## [WORK INSTRUCTIONS]
Each record below is to be restated word for word.

## [RECORDS SUPPLIED]
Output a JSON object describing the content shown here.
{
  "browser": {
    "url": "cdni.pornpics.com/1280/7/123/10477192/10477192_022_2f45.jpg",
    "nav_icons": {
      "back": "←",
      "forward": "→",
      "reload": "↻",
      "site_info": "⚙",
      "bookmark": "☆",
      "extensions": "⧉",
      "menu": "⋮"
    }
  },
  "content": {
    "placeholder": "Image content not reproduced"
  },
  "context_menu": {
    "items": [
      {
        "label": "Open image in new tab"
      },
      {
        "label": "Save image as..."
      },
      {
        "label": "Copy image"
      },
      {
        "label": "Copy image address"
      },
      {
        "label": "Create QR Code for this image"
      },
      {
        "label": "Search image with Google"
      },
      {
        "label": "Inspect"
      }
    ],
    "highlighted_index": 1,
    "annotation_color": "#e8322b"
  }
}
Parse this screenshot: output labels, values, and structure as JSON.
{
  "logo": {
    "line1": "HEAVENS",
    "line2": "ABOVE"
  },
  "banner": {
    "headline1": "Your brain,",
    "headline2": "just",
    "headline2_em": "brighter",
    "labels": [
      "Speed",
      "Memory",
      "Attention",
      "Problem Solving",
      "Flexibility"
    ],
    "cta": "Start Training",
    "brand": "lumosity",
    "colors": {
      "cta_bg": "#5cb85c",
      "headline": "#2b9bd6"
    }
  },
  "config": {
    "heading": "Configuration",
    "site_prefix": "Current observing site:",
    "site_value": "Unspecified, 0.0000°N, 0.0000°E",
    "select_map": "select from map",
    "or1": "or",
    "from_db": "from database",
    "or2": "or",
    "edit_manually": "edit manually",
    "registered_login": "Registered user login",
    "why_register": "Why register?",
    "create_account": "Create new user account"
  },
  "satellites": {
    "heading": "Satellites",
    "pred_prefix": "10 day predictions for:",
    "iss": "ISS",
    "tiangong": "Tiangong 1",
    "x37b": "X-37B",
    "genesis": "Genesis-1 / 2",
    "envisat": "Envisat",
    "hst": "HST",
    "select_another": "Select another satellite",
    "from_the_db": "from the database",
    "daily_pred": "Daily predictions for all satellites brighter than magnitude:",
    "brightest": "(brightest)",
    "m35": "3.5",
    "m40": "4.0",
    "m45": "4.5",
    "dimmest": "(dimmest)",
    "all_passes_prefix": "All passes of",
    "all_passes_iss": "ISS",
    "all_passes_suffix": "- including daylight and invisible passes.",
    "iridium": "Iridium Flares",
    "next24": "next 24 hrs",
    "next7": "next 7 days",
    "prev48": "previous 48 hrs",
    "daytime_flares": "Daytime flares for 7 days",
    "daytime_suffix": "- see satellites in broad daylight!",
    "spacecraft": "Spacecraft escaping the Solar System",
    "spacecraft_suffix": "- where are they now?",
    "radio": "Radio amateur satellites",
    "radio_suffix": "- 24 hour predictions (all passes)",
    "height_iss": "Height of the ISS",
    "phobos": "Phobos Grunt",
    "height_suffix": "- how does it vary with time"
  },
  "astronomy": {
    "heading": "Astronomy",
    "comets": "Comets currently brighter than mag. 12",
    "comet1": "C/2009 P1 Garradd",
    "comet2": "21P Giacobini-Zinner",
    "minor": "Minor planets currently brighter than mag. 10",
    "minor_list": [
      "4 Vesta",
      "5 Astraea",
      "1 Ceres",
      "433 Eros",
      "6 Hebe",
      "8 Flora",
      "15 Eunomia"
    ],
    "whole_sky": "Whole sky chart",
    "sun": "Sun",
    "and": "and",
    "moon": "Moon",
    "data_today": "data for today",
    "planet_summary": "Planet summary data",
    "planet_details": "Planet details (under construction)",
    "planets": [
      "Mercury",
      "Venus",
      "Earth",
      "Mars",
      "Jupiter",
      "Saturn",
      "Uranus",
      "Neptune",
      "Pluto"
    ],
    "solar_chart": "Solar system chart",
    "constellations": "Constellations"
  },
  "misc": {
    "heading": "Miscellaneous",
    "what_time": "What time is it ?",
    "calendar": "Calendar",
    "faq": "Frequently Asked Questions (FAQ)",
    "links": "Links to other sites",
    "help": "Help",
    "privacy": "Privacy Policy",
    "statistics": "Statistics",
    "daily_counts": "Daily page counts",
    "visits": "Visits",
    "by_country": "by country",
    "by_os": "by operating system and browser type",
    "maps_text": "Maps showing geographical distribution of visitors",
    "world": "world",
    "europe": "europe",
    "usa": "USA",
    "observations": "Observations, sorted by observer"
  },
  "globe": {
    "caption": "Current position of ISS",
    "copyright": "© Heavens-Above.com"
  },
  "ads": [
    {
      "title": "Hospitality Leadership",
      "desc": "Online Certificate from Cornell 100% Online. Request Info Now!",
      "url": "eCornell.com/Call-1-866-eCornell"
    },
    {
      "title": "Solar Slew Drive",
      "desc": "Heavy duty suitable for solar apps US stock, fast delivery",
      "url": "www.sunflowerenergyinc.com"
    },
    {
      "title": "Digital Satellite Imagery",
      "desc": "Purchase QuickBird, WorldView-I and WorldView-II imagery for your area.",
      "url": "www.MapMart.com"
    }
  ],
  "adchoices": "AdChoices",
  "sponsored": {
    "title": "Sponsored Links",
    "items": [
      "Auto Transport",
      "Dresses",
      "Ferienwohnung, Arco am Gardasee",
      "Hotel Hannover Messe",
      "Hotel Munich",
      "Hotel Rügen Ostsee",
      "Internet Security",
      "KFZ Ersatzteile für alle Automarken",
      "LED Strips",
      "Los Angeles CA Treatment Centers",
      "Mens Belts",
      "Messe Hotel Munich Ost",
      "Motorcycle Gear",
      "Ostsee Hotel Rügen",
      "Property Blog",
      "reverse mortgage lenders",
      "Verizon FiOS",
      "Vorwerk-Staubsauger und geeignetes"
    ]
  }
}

## [SOLUTION FOR THIS TASK]
Output a JSON object describing the content shown here.
{
  "browser": {
    "url": "cdni.pornpics.com/1280/7/123/10477192/10477192_022_2f45.jpg",
    "nav_icons": {
      "back": "←",
      "forward": "→",
      "reload": "↻",
      "site_info": "⚙",
      "bookmark": "☆",
      "extensions": "⧉",
      "menu": "⋮"
    }
  },
  "content": {
    "placeholder": "Image content not reproduced"
  },
  "context_menu": {
    "items": [
      {
        "label": "Open image in new tab"
      },
      {
        "label": "Save image as..."
      },
      {
        "label": "Copy image"
      },
      {
        "label": "Copy image address"
      },
      {
        "label": "Create QR Code for this image"
      },
      {
        "label": "Search image with Google"
      },
      {
        "label": "Inspect"
      }
    ],
    "highlighted_index": 1,
    "annotation_color": "#e8322b"
  }
}
Parse this screenshot: output labels, values, and structure as JSON.
{
  "logo": {
    "line1": "HEAVENS",
    "line2": "ABOVE"
  },
  "banner": {
    "headline1": "Your brain,",
    "headline2": "just",
    "headline2_em": "brighter",
    "labels": [
      "Speed",
      "Memory",
      "Attention",
      "Problem Solving",
      "Flexibility"
    ],
    "cta": "Start Training",
    "brand": "lumosity",
    "colors": {
      "cta_bg": "#5cb85c",
      "headline": "#2b9bd6"
    }
  },
  "config": {
    "heading": "Configuration",
    "site_prefix": "Current observing site:",
    "site_value": "Unspecified, 0.0000°N, 0.0000°E",
    "select_map": "select from map",
    "or1": "or",
    "from_db": "from database",
    "or2": "or",
    "edit_manually": "edit manually",
    "registered_login": "Registered user login",
    "why_register": "Why register?",
    "create_account": "Create new user account"
  },
  "satellites": {
    "heading": "Satellites",
    "pred_prefix": "10 day predictions for:",
    "iss": "ISS",
    "tiangong": "Tiangong 1",
    "x37b": "X-37B",
    "genesis": "Genesis-1 / 2",
    "envisat": "Envisat",
    "hst": "HST",
    "select_another": "Select another satellite",
    "from_the_db": "from the database",
    "daily_pred": "Daily predictions for all satellites brighter than magnitude:",
    "brightest": "(brightest)",
    "m35": "3.5",
    "m40": "4.0",
    "m45": "4.5",
    "dimmest": "(dimmest)",
    "all_passes_prefix": "All passes of",
    "all_passes_iss": "ISS",
    "all_passes_suffix": "- including daylight and invisible passes.",
    "iridium": "Iridium Flares",
    "next24": "next 24 hrs",
    "next7": "next 7 days",
    "prev48": "previous 48 hrs",
    "daytime_flares": "Daytime flares for 7 days",
    "daytime_suffix": "- see satellites in broad daylight!",
    "spacecraft": "Spacecraft escaping the Solar System",
    "spacecraft_suffix": "- where are they now?",
    "radio": "Radio amateur satellites",
    "radio_suffix": "- 24 hour predictions (all passes)",
    "height_iss": "Height of the ISS",
    "phobos": "Phobos Grunt",
    "height_suffix": "- how does it vary with time"
  },
  "astronomy": {
    "heading": "Astronomy",
    "comets": "Comets currently brighter than mag. 12",
    "comet1": "C/2009 P1 Garradd",
    "comet2": "21P Giacobini-Zinner",
    "minor": "Minor planets currently brighter than mag. 10",
    "minor_list": [
      "4 Vesta",
      "5 Astraea",
      "1 Ceres",
      "433 Eros",
      "6 Hebe",
      "8 Flora",
      "15 Eunomia"
    ],
    "whole_sky": "Whole sky chart",
    "sun": "Sun",
    "and": "and",
    "moon": "Moon",
    "data_today": "data for today",
    "planet_summary": "Planet summary data",
    "planet_details": "Planet details (under construction)",
    "planets": [
      "Mercury",
      "Venus",
      "Earth",
      "Mars",
      "Jupiter",
      "Saturn",
      "Uranus",
      "Neptune",
      "Pluto"
    ],
    "solar_chart": "Solar system chart",
    "constellations": "Constellations"
  },
  "misc": {
    "heading": "Miscellaneous",
    "what_time": "What time is it ?",
    "calendar": "Calendar",
    "faq": "Frequently Asked Questions (FAQ)",
    "links": "Links to other sites",
    "help": "Help",
    "privacy": "Privacy Policy",
    "statistics": "Statistics",
    "daily_counts": "Daily page counts",
    "visits": "Visits",
    "by_country": "by country",
    "by_os": "by operating system and browser type",
    "maps_text": "Maps showing geographical distribution of visitors",
    "world": "world",
    "europe": "europe",
    "usa": "USA",
    "observations": "Observations, sorted by observer"
  },
  "globe": {
    "caption": "Current position of ISS",
    "copyright": "© Heavens-Above.com"
  },
  "ads": [
    {
      "title": "Hospitality Leadership",
      "desc": "Online Certificate from Cornell 100% Online. Request Info Now!",
      "url": "eCornell.com/Call-1-866-eCornell"
    },
    {
      "title": "Solar Slew Drive",
      "desc": "Heavy duty suitable for solar apps US stock, fast delivery",
      "url": "www.sunflowerenergyinc.com"
    },
    {
      "title": "Digital Satellite Imagery",
      "desc": "Purchase QuickBird, WorldView-I and WorldView-II imagery for your area.",
      "url": "www.MapMart.com"
    }
  ],
  "adchoices": "AdChoices",
  "sponsored": {
    "title": "Sponsored Links",
    "items": [
      "Auto Transport",
      "Dresses",
      "Ferienwohnung, Arco am Gardasee",
      "Hotel Hannover Messe",
      "Hotel Munich",
      "Hotel Rügen Ostsee",
      "Internet Security",
      "KFZ Ersatzteile für alle Automarken",
      "LED Strips",
      "Los Angeles CA Treatment Centers",
      "Mens Belts",
      "Messe Hotel Munich Ost",
      "Motorcycle Gear",
      "Ostsee Hotel Rügen",
      "Property Blog",
      "reverse mortgage lenders",
      "Verizon FiOS",
      "Vorwerk-Staubsauger und geeignetes"
    ]
  }
}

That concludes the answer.